About this task:
Among the entries below, find the lines with the word "Sample" and return them.

Task inputs:

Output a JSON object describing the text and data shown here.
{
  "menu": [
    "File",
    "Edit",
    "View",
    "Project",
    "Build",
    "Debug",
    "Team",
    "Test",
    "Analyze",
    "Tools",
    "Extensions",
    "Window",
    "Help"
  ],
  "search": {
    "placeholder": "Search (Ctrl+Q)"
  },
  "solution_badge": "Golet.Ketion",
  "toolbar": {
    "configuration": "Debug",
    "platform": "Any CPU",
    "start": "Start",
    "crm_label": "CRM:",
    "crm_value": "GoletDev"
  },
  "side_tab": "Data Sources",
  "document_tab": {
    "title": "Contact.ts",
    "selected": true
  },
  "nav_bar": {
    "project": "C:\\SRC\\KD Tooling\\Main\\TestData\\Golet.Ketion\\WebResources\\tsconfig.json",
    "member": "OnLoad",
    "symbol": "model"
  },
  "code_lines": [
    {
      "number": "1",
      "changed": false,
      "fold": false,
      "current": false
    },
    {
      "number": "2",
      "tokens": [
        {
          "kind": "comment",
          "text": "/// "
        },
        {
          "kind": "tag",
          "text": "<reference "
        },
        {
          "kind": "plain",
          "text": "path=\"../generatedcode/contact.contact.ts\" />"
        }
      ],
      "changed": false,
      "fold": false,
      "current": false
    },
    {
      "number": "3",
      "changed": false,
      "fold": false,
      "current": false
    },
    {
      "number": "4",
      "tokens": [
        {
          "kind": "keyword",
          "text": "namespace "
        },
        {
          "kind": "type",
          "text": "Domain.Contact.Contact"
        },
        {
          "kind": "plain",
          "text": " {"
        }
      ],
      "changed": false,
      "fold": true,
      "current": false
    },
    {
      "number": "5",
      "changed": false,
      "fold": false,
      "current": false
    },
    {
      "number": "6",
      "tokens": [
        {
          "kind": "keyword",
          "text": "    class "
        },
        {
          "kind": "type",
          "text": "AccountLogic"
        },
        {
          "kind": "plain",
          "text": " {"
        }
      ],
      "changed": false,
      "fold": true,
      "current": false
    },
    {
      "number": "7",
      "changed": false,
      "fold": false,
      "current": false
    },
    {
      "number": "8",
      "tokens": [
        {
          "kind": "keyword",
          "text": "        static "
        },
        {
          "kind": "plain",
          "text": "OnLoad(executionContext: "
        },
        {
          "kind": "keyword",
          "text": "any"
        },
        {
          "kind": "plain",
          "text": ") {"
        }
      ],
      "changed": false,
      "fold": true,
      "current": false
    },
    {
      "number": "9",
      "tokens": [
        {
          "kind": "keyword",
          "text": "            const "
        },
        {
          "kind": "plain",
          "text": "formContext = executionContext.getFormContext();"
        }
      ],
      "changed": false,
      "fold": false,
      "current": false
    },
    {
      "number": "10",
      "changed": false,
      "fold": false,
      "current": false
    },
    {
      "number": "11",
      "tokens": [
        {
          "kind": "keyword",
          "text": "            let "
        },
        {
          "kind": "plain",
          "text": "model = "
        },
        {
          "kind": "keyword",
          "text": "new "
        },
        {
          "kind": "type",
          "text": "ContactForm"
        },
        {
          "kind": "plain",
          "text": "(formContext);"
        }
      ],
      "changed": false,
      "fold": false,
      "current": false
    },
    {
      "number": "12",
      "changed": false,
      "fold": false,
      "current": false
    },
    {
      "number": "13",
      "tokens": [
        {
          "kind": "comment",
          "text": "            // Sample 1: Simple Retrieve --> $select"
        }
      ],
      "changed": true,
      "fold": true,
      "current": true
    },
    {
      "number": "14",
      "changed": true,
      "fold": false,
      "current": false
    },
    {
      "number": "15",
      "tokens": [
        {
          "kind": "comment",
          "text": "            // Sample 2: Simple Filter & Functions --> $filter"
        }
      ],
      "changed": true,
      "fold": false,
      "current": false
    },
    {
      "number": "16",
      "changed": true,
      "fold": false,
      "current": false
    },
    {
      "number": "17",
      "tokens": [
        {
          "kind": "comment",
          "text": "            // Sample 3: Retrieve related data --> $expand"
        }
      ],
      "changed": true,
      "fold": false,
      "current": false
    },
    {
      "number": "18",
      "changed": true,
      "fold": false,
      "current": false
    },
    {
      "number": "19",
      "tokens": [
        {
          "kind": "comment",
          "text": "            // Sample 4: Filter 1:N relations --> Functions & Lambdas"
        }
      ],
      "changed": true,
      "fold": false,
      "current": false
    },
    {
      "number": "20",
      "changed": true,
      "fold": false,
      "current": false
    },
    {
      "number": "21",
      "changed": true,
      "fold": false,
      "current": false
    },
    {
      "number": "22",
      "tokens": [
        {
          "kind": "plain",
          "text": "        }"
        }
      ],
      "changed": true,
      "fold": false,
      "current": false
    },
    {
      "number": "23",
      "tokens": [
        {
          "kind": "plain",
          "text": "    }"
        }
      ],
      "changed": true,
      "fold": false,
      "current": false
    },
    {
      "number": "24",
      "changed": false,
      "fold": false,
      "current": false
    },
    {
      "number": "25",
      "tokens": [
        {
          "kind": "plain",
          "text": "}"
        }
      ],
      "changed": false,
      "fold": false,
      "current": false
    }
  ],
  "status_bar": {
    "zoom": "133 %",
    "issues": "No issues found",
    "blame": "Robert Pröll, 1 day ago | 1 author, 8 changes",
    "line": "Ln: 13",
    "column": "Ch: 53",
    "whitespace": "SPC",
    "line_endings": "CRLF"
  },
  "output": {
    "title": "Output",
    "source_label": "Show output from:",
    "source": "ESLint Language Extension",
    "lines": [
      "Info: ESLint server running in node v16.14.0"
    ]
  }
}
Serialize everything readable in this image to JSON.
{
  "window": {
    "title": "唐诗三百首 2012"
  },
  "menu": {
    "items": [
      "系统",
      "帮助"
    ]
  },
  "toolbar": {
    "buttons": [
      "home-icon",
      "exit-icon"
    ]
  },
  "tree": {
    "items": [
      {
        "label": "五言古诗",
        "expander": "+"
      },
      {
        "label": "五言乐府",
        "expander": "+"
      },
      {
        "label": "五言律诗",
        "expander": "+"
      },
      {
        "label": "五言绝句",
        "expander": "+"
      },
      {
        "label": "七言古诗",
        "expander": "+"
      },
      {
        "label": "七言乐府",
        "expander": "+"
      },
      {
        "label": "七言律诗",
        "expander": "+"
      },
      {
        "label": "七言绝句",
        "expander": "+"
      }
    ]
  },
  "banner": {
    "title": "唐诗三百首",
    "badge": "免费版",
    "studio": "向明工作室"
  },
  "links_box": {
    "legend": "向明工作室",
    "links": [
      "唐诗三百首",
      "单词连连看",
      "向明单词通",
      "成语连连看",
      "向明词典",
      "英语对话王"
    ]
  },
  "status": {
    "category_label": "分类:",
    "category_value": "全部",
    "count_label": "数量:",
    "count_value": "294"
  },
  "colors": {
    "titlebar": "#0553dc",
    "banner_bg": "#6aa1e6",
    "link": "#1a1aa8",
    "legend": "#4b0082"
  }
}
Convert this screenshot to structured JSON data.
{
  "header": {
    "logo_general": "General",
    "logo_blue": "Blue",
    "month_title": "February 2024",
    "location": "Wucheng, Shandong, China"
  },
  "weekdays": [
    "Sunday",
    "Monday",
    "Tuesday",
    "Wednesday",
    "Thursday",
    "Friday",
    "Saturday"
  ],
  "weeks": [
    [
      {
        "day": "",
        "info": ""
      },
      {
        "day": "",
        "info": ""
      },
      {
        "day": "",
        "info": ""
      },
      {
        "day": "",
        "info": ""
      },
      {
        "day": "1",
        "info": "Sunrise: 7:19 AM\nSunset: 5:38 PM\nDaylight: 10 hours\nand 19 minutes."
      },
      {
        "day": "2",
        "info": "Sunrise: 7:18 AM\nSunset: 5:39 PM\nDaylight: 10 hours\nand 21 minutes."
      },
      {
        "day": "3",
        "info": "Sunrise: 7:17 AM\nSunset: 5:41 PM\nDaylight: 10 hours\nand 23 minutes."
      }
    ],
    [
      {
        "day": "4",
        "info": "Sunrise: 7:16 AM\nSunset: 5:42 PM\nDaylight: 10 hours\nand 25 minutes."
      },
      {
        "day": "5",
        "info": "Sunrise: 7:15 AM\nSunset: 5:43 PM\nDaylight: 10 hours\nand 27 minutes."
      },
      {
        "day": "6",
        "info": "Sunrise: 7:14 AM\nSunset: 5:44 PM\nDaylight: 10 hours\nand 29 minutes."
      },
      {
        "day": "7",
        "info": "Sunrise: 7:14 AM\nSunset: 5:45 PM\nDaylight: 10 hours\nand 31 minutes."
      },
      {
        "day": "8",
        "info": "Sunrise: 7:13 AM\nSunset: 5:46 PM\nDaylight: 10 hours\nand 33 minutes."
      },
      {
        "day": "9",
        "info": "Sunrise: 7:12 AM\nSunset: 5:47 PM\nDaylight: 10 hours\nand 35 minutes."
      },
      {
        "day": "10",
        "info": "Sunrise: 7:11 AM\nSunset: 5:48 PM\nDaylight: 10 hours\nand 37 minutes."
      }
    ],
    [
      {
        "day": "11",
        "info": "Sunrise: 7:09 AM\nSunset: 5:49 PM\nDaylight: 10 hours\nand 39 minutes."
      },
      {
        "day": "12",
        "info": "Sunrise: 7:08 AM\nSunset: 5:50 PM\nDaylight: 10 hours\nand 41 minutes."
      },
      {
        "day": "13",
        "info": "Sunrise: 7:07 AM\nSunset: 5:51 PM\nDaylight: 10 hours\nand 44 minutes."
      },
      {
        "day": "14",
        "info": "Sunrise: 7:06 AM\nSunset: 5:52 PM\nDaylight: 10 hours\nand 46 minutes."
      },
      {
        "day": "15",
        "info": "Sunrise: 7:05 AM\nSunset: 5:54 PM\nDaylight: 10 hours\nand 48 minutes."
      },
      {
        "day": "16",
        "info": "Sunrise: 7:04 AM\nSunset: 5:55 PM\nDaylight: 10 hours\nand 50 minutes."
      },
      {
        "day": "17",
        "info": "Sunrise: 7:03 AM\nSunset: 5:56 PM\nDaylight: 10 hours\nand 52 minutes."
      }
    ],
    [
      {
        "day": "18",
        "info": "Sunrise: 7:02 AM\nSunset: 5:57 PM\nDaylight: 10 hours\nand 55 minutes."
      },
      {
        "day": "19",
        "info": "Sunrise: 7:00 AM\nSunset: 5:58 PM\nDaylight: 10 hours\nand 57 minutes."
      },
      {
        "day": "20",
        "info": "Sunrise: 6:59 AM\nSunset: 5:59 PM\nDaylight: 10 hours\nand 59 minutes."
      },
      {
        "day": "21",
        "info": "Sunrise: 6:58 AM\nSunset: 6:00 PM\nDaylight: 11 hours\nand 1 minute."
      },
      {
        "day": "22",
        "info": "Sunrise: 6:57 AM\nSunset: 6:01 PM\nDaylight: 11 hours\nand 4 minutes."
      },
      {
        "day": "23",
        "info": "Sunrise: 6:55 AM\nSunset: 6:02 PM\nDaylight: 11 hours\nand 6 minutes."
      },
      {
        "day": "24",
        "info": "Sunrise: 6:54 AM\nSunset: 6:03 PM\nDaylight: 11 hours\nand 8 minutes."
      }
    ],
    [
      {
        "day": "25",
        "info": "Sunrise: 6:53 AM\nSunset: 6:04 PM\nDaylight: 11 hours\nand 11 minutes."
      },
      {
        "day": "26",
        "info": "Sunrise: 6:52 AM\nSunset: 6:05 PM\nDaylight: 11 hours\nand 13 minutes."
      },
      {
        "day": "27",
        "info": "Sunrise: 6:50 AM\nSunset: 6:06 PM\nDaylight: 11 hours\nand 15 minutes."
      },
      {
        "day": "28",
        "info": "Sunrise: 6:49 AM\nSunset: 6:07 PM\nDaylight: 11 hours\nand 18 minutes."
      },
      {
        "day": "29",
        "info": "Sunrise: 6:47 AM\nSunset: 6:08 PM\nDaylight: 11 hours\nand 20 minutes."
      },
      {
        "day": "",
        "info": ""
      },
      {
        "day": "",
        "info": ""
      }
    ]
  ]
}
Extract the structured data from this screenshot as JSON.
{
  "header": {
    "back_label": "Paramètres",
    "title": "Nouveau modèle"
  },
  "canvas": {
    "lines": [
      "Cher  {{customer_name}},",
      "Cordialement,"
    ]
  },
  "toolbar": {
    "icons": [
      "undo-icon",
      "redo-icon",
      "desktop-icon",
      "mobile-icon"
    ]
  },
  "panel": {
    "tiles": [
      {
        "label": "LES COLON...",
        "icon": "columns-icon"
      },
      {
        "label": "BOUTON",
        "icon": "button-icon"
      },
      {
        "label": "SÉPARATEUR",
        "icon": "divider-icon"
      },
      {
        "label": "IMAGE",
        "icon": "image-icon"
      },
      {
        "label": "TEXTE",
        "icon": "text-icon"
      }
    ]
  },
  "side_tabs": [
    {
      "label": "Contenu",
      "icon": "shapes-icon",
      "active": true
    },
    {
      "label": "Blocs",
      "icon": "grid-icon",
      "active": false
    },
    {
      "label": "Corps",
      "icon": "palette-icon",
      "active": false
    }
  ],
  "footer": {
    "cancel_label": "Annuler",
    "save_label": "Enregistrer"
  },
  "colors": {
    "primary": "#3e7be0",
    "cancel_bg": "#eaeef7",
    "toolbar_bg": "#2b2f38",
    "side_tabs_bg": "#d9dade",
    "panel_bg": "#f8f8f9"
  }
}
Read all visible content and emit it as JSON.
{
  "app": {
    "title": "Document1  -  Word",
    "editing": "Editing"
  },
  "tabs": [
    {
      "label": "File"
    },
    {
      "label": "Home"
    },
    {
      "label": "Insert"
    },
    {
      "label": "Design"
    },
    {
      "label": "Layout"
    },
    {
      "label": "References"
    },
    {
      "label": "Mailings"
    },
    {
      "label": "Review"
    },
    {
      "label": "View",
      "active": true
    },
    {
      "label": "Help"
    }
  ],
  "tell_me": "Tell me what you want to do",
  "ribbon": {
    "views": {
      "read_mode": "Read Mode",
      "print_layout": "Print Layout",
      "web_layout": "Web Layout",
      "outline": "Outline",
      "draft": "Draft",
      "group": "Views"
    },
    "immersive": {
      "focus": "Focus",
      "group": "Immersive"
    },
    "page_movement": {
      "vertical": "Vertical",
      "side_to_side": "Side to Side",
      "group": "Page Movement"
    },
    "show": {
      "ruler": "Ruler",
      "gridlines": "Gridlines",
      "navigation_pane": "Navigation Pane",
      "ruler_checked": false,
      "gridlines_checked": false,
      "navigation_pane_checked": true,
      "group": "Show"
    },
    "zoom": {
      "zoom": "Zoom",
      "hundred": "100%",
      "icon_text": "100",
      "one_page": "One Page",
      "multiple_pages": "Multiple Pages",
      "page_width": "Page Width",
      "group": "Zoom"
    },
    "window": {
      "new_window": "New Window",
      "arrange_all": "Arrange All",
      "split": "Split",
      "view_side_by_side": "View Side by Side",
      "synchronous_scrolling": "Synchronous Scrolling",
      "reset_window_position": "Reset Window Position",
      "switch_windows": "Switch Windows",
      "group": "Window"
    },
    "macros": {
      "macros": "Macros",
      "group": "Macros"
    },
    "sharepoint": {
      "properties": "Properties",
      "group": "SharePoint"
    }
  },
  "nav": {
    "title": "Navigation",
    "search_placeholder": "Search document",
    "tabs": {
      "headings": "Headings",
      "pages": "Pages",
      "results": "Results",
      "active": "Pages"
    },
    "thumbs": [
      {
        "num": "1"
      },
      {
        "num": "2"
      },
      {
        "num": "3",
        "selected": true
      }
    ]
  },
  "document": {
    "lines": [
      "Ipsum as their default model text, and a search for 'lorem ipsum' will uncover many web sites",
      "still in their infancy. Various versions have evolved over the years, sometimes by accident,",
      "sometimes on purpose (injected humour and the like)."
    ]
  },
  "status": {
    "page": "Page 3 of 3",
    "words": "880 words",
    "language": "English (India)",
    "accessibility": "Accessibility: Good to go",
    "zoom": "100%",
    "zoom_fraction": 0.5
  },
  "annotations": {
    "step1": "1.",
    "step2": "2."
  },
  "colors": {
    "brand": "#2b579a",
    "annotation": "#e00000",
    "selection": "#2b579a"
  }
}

Finished task:
          "text": "            // Sample 1: Simple Retrieve --> $select"
          "text": "            // Sample 2: Simple Filter & Functions --> $filter"
          "text": "            // Sample 3: Retrieve related data --> $expand"
          "text": "            // Sample 4: Filter 1:N relations --> Functions & Lambdas"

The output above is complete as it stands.